“Our Earth is a space vessel flying in space with limited resources. The problems are the same: a hostile environment we will have to live with, limited resources we will have to share, the need to get on and collaborate with the crew members in order to achieve our objectives” – Thomas Pesquet. Moving away from the Earth so that we can come back better. What do you feel when you see the Earth from space? What do you understand about our world? What can space exploration bring us? In 70 years of the conquest of space, we have walked on the Moon, sent satellites into space and put observatories into orbit. In return, the satellites are collecting data essential to our knowledge of climate change, sea level and deforestation. These observations must be used to help us control our impact on the environment at a time in the history of the Earth when human activities have had an impact on the climate and biodiversity of our planet. Moving away from the Earth also means looking at it differently and considering it, as architect Richard Buckminster Fuller puts it, as Spaceship Earth in the galaxy.

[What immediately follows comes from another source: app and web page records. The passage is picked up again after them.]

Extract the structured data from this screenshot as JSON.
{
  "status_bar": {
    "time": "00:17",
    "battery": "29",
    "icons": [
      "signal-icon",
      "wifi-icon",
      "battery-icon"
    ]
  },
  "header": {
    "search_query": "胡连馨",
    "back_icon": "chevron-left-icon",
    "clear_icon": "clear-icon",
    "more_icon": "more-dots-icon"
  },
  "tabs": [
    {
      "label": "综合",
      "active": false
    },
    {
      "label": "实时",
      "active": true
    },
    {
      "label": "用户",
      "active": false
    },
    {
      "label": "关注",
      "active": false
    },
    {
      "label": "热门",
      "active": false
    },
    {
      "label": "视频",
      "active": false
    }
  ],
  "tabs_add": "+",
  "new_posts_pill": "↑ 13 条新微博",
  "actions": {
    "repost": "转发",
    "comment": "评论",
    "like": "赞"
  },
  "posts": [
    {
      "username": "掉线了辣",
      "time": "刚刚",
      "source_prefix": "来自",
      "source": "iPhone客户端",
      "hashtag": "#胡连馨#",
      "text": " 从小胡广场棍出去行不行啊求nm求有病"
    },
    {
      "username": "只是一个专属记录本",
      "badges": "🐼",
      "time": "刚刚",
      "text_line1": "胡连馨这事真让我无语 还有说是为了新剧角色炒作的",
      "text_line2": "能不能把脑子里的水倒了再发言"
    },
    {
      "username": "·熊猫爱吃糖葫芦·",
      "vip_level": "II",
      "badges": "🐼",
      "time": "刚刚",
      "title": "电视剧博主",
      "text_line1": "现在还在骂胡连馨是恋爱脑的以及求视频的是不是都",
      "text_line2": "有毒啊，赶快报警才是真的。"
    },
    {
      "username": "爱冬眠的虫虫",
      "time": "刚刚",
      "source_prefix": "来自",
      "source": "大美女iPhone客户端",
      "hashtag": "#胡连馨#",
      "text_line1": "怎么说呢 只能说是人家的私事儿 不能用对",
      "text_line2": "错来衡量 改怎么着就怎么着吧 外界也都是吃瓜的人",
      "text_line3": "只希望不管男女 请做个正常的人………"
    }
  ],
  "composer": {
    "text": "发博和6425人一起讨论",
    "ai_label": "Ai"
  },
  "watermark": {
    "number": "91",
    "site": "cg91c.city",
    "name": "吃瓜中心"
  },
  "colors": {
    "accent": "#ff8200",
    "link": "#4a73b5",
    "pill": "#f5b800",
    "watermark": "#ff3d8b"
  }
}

Bouyer Leroux groups together the "terracotta" activities of the Bouyer Leroux group, making the brand the French No. 1 on the wall brick, partition brick and chimney flue markets. In addition, Bouyer Leroux manufactures and markets terracotta facings and roof tiles. Bouyer Leroux donated 1,400 bricks, manufactured in the Loire region. The brick was chosen as the main element in the exhibition's scenography.
Evaveo is a technology company that distributes innovative digital content such as immersions in different virtual reality universes, interactions in 360-degree filmed locations, serious games and the discovery of fictional elements superimposed on reality thanks to augmented reality.
Based in Saint Didier au Mont d'Or, this creative studio advises, supports and produces memorable experiential solutions.
The team is constantly exploring new technologies in the fields of real-time 3D and web development, and shares its expertise and enthusiasm with passion.
"Evaveo supports all productions and realities born of a dream, a vision and uninhibited imagination. It is from this freedom that we build our reality. - Loïc Lextrait, Managing Director Evaveo
Evaveo has created an interactive virtual reality installation especially for Homo Spatius: Island Aircraft - a habitat between sea, land and sky. Like Neil Armstrong and other astronauts from the American Apollo space programme, train on board a model of the Lunar Landing Research Vehicle. An aircraft developed for lunar landing training.
In the midst of the most important rockets in history, you can sit in a cockpit to pilot this experimental aircraft yourself and experience the sensations of take-off, flight and landing through virtual reality. Beware, however, that you will have to watch your fuel gauge... A memorable sensory experience.
Ino VR is a Lyon-based company providing virtual reality solutions, services and equipment for professionals. Ino VR contributes to the operation of Evaveo's Island Aircraft facility with the loan of virtual reality equipment.